McCray contends the trial court erroneously relied on the Agreed Order and his lack of contact to find abandonment, grant the adoption petition, and sever his parental rights. He argues that he tried to assert his parental rights “by filing petitions for visitation in 1992, [and] trying to reestablish contact by telephone in 2001 and then filing petitions for visitation in 2001.”

As explained in Part I., supra, the Laws presented detailed expert evidence through Dr. Kuley that denying the petition and continuing the “relationship” between McCray and the children would be detrimental to the children. In Cunningham, a case upon which McCray relies, the petitioning party presented no evidence that continuing the parent-child relationship would be detrimental. Here, the Laws presented sufficient evidence of detriment.

Despite the finding of abandonment, the record contains other evidence demonstrating that continuing the relationship would be detrimental. The trial court’s analysis and finding of abandonment was merely a means of considering and weighing the statutory factors in judging McCray’s “efforts to assert parental rights” and the “quality of any previous relationship” between the children and McCray. Code ??63.2-1205 (formerly Code ??63.1-219.3).

“[F]inding that the continuation of a poor, strained or nonexistent parent-child relationship will be detrimental to a child’s future welfare is difficult. No one can divine with any assurance the future course of human events. Nevertheless, past actions and relationships over a meaningful period serve as good indicators of what the future may be expected to hold. Trial courts may, when presented with clear and convincing evidence, make an informed and rational judgment and determine that the continued relationship between a child and a non-consenting parent will be detrimental to the child’s welfare.”

Hickman , 25 Va. App. at 428, 489 S.E.2d at 235-36 (quoting Frye , 4 Va. App. at 536, 359 S.E.2d at 319).

The record supports a finding, apart from abandonment or lack of contact, that continuing the relationship would be detrimental.

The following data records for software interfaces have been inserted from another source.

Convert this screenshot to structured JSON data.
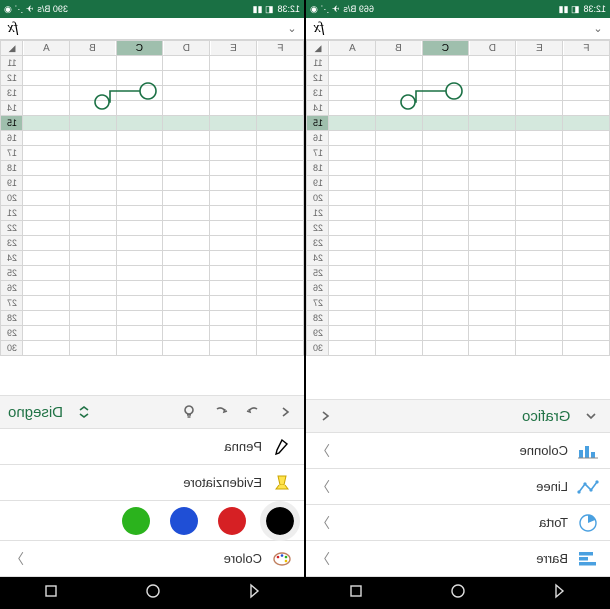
{
  "status_left": {
    "time": "12:38",
    "net": "669 B/s"
  },
  "status_right": {
    "time": "12:38",
    "net": "390 B/s"
  },
  "fx_label": "fx",
  "columns": [
    "A",
    "B",
    "C",
    "D",
    "E",
    "F"
  ],
  "rows": [
    11,
    12,
    13,
    14,
    15,
    16,
    17,
    18,
    19,
    20,
    21,
    22,
    23,
    24,
    25,
    26,
    27,
    28,
    29,
    30
  ],
  "selected_col": "C",
  "selected_row": 15,
  "left_toolbar": {
    "title": "Grafico"
  },
  "right_toolbar": {
    "title": "Disegno"
  },
  "chart_options": [
    {
      "key": "colonne",
      "label": "Colonne"
    },
    {
      "key": "linee",
      "label": "Linee"
    },
    {
      "key": "torta",
      "label": "Torta"
    },
    {
      "key": "barre",
      "label": "Barre"
    }
  ],
  "draw_options": {
    "pen": "Penna",
    "highlighter": "Evidenziatore",
    "color_label": "Colore"
  },
  "colors": [
    {
      "name": "black",
      "hex": "#000000",
      "selected": true
    },
    {
      "name": "red",
      "hex": "#d62024",
      "selected": false
    },
    {
      "name": "blue",
      "hex": "#1f4fd6",
      "selected": false
    },
    {
      "name": "green",
      "hex": "#2bb31d",
      "selected": false
    }
  ]
}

Accordingly, the finding of abandonment does not constitute reversible error.

III. Trial Court Did Not Take Into Account Evidence

That McCray’s Efforts to Assert His

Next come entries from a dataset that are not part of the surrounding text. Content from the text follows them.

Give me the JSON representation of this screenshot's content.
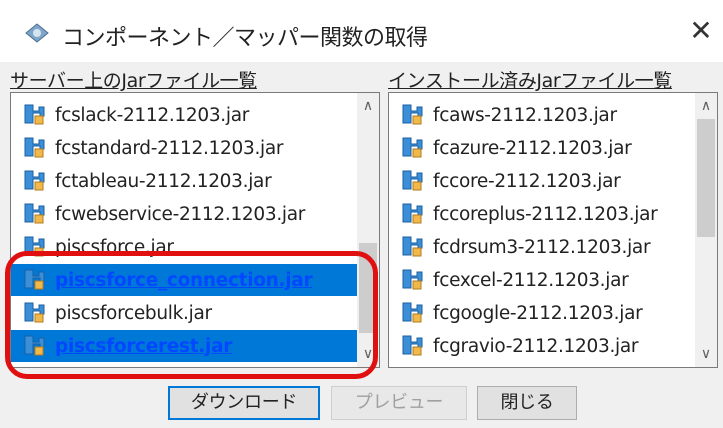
{
  "window": {
    "title": "コンポーネント／マッパー関数の取得",
    "close_glyph": "✕"
  },
  "server_panel": {
    "label": "サーバー上のJarファイル一覧",
    "items": [
      {
        "name": "fcslack-2112.1203.jar",
        "selected": false
      },
      {
        "name": "fcstandard-2112.1203.jar",
        "selected": false
      },
      {
        "name": "fctableau-2112.1203.jar",
        "selected": false
      },
      {
        "name": "fcwebservice-2112.1203.jar",
        "selected": false
      },
      {
        "name": "piscsforce.jar",
        "selected": false
      },
      {
        "name": "piscsforce_connection.jar",
        "selected": true
      },
      {
        "name": "piscsforcebulk.jar",
        "selected": false
      },
      {
        "name": "piscsforcerest.jar",
        "selected": true
      }
    ]
  },
  "installed_panel": {
    "label": "インストール済みJarファイル一覧",
    "items": [
      {
        "name": "fcaws-2112.1203.jar"
      },
      {
        "name": "fcazure-2112.1203.jar"
      },
      {
        "name": "fccore-2112.1203.jar"
      },
      {
        "name": "fccoreplus-2112.1203.jar"
      },
      {
        "name": "fcdrsum3-2112.1203.jar"
      },
      {
        "name": "fcexcel-2112.1203.jar"
      },
      {
        "name": "fcgoogle-2112.1203.jar"
      },
      {
        "name": "fcgravio-2112.1203.jar"
      }
    ]
  },
  "buttons": {
    "download": "ダウンロード",
    "preview": "プレビュー",
    "close": "閉じる"
  },
  "colors": {
    "selection": "#0078d7",
    "highlight_box": "#e01010"
  }
}
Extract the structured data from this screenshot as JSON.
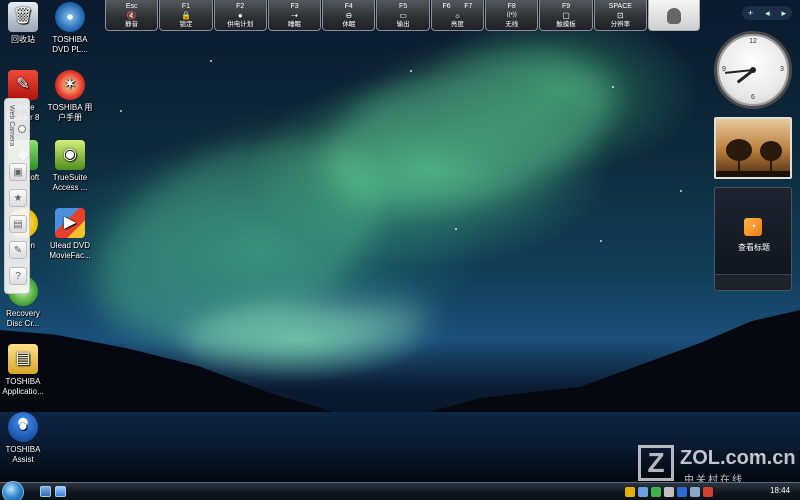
{
  "desktop_icons": [
    {
      "id": "recycle-bin",
      "label": "回收站",
      "icon": "recycle-bin-icon"
    },
    {
      "id": "toshiba-dvd",
      "label": "TOSHIBA\nDVD PL...",
      "icon": "dvd-player-icon"
    },
    {
      "id": "adobe-reader",
      "label": "Adobe\nReader 8",
      "icon": "adobe-reader-icon"
    },
    {
      "id": "toshiba-manual",
      "label": "TOSHIBA 用\n户手册",
      "icon": "manual-icon"
    },
    {
      "id": "microsoft",
      "label": "Microsoft",
      "icon": "microsoft-icon"
    },
    {
      "id": "truesuite",
      "label": "TrueSuite\nAccess ...",
      "icon": "truesuite-icon"
    },
    {
      "id": "norton",
      "label": "Norton",
      "icon": "norton-icon"
    },
    {
      "id": "ulead-dvd",
      "label": "Ulead DVD\nMovieFac...",
      "icon": "ulead-dvd-icon"
    },
    {
      "id": "recovery",
      "label": "Recovery\nDisc Cr...",
      "icon": "recovery-disc-icon"
    },
    {
      "id": "toshiba-app",
      "label": "TOSHIBA\nApplicatio...",
      "icon": "folder-icon"
    },
    {
      "id": "toshiba-assist",
      "label": "TOSHIBA\nAssist",
      "icon": "assist-icon"
    }
  ],
  "fn_keys": [
    {
      "key": "Esc",
      "icon": "mute-icon",
      "glyph": "🔇",
      "label": "静音"
    },
    {
      "key": "F1",
      "icon": "lock-icon",
      "glyph": "🔒",
      "label": "锁定"
    },
    {
      "key": "F2",
      "icon": "power-plan-icon",
      "glyph": "●",
      "label": "供电计划"
    },
    {
      "key": "F3",
      "icon": "sleep-icon",
      "glyph": "⇢",
      "label": "睡眠"
    },
    {
      "key": "F4",
      "icon": "hibernate-icon",
      "glyph": "⊖",
      "label": "休眠"
    },
    {
      "key": "F5",
      "icon": "display-output-icon",
      "glyph": "▭",
      "label": "输出"
    },
    {
      "key": "F6       F7",
      "icon": "brightness-icon",
      "glyph": "☼",
      "label": "亮度"
    },
    {
      "key": "F8",
      "icon": "wireless-icon",
      "glyph": "((•))",
      "label": "无线"
    },
    {
      "key": "F9",
      "icon": "touchpad-icon",
      "glyph": "▢",
      "label": "触摸板"
    },
    {
      "key": "SPACE",
      "icon": "resolution-icon",
      "glyph": "⊡",
      "label": "分辨率"
    }
  ],
  "webcam_panel": {
    "title": "Web Camera",
    "buttons": [
      {
        "icon": "display-icon",
        "glyph": "▣"
      },
      {
        "icon": "star-icon",
        "glyph": "★"
      },
      {
        "icon": "settings-panel-icon",
        "glyph": "▤"
      },
      {
        "icon": "wrench-icon",
        "glyph": "✎"
      },
      {
        "icon": "help-icon",
        "glyph": "?"
      }
    ]
  },
  "sidebar": {
    "controls": {
      "add": "+",
      "prev": "◂",
      "next": "▸"
    },
    "clock": {
      "hour": 7,
      "minute": 44,
      "ticks": [
        "12",
        "3",
        "6",
        "9"
      ]
    },
    "feed": {
      "label": "查看标题",
      "glyph": "◔"
    }
  },
  "taskbar": {
    "time": "18:44"
  },
  "watermark": {
    "logo": "Z",
    "brand": "ZOL.com.cn",
    "tagline": "中关村在线"
  }
}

Parental Rights Were Thwarted by the Laws

In its final orders, the trial court noted that it considered the evidence heard ore tenus as well as the statutory factors set out in Code ??63.1-219.13 (now Code ??63.2-1305) in finding that “McCray’s consent is being withheld contrary to the best interests of the Child[ren].”

The trial court heard the evidence ore tenus, thus its findings are entitled to the weight of a jury verdict and will not be disturbed unless plainly wrong or without evidence to support them. Alls v. Alls, 216 Va. 13, 14, 216 S.E.2d 16, 17 (1975). The record does not support appellant’s assertion that the trial court improperly refused to consider efforts by the Laws to thwart him from asserting his parental rights. Moreover, credible evidence supports the finding of the trial court.

We cannot say that the trial court’s decision was plainly wrong or without evidence to support it. Accordingly, the decision of the circuit court is summarily affirmed.



[1]* Pursuant to Code ??17.1-413, this opinion is not designated for publication.

[2] In lieu of a transcript of that hearing, the record contains a statement of facts and “Objection[s] to and Amplification of [the] Statement of Facts” filed with the trial court.

The Laws corrected the statement of facts to indicate that the parties stipulated that McCray filed his petition for visitation in 1992, rather than 1994. However, page 5 of the statement of facts, which the parties failed to correct, recites that “McCray testified that in 1994, he filed petitions for visitation.”

[3] 2 Code ??63.1-225.1 was repealed and recodified in 2000 as Code ??63.1-219.13. In October 2002, Code ??63.1-219.13 was repealed and recodified as Code ??63.2-1205.

Likewise, Code ??63.1-225(F) was also repealed and recodified in 2000 as Code ??63.1-219.11, which in October 2002, was repealed and recodified as Code ??63.2-1203.